--- Exercise materials Enclosed Below ---

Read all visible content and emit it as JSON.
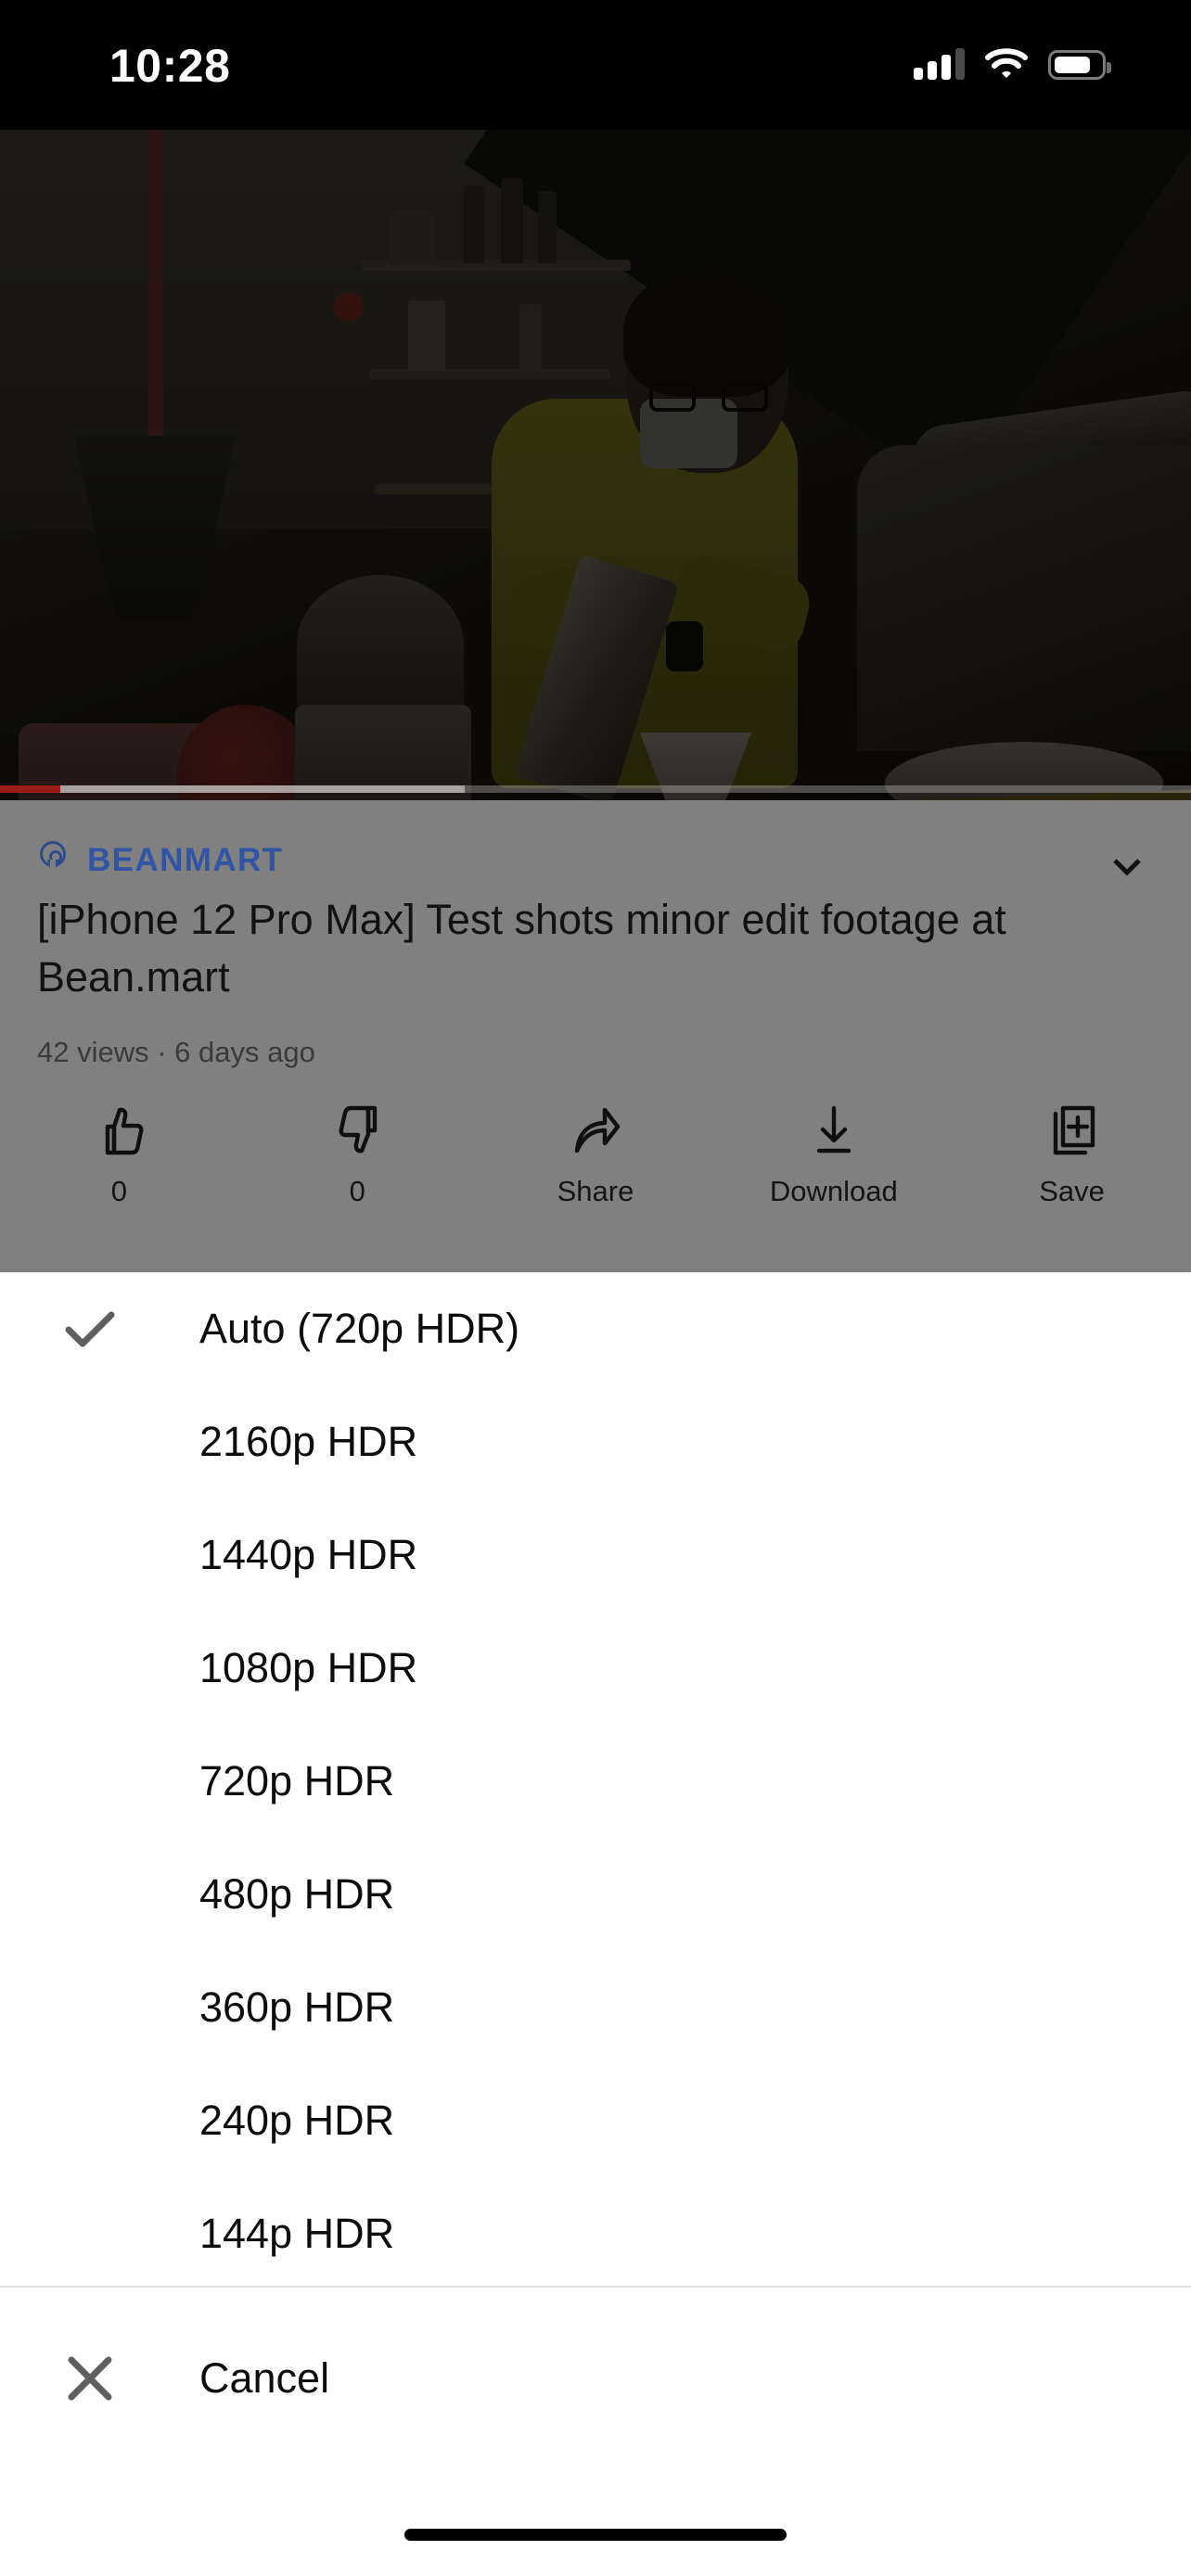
{
  "status_bar": {
    "time": "10:28",
    "signal_icon": "cellular-signal-icon",
    "wifi_icon": "wifi-icon",
    "battery_icon": "battery-icon",
    "battery_level_percent": 68
  },
  "player": {
    "thumbnail_description": "Barista in yellow shirt with glasses and face mask pouring from a glass carafe in a coffee shop",
    "progress_played_percent": 5.1,
    "progress_buffered_percent": 39,
    "progress_color": "#9b1b16",
    "dimmed": true
  },
  "video_meta": {
    "location_icon": "location-pin-icon",
    "channel": "BEANMART",
    "channel_color": "#2f55a4",
    "expand_icon": "chevron-down-icon",
    "title": "[iPhone 12 Pro Max] Test shots minor edit footage at Bean.mart",
    "stats": "42 views · 6 days ago",
    "actions": [
      {
        "icon": "thumbs-up-icon",
        "label": "0"
      },
      {
        "icon": "thumbs-down-icon",
        "label": "0"
      },
      {
        "icon": "share-icon",
        "label": "Share"
      },
      {
        "icon": "download-icon",
        "label": "Download"
      },
      {
        "icon": "save-to-playlist-icon",
        "label": "Save"
      }
    ]
  },
  "quality_sheet": {
    "options": [
      {
        "label": "Auto (720p HDR)",
        "selected": true
      },
      {
        "label": "2160p HDR",
        "selected": false
      },
      {
        "label": "1440p HDR",
        "selected": false
      },
      {
        "label": "1080p HDR",
        "selected": false
      },
      {
        "label": "720p HDR",
        "selected": false
      },
      {
        "label": "480p HDR",
        "selected": false
      },
      {
        "label": "360p HDR",
        "selected": false
      },
      {
        "label": "240p HDR",
        "selected": false
      },
      {
        "label": "144p HDR",
        "selected": false
      }
    ],
    "check_icon": "checkmark-icon",
    "cancel": {
      "icon": "close-x-icon",
      "label": "Cancel"
    }
  },
  "home_indicator": "home-indicator"
}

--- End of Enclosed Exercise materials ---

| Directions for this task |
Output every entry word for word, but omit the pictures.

| Solution below |
Read all visible content and emit it as JSON.
{
  "status_bar": {
    "time": "10:28",
    "signal_icon": "cellular-signal-icon",
    "wifi_icon": "wifi-icon",
    "battery_icon": "battery-icon",
    "battery_level_percent": 68
  },
  "player": {
    "thumbnail_description": "Barista in yellow shirt with glasses and face mask pouring from a glass carafe in a coffee shop",
    "progress_played_percent": 5.1,
    "progress_buffered_percent": 39,
    "progress_color": "#9b1b16",
    "dimmed": true
  },
  "video_meta": {
    "location_icon": "location-pin-icon",
    "channel": "BEANMART",
    "channel_color": "#2f55a4",
    "expand_icon": "chevron-down-icon",
    "title": "[iPhone 12 Pro Max] Test shots minor edit footage at Bean.mart",
    "stats": "42 views · 6 days ago",
    "actions": [
      {
        "icon": "thumbs-up-icon",
        "label": "0"
      },
      {
        "icon": "thumbs-down-icon",
        "label": "0"
      },
      {
        "icon": "share-icon",
        "label": "Share"
      },
      {
        "icon": "download-icon",
        "label": "Download"
      },
      {
        "icon": "save-to-playlist-icon",
        "label": "Save"
      }
    ]
  },
  "quality_sheet": {
    "options": [
      {
        "label": "Auto (720p HDR)",
        "selected": true
      },
      {
        "label": "2160p HDR",
        "selected": false
      },
      {
        "label": "1440p HDR",
        "selected": false
      },
      {
        "label": "1080p HDR",
        "selected": false
      },
      {
        "label": "720p HDR",
        "selected": false
      },
      {
        "label": "480p HDR",
        "selected": false
      },
      {
        "label": "360p HDR",
        "selected": false
      },
      {
        "label": "240p HDR",
        "selected": false
      },
      {
        "label": "144p HDR",
        "selected": false
      }
    ],
    "check_icon": "checkmark-icon",
    "cancel": {
      "icon": "close-x-icon",
      "label": "Cancel"
    }
  },
  "home_indicator": "home-indicator"
}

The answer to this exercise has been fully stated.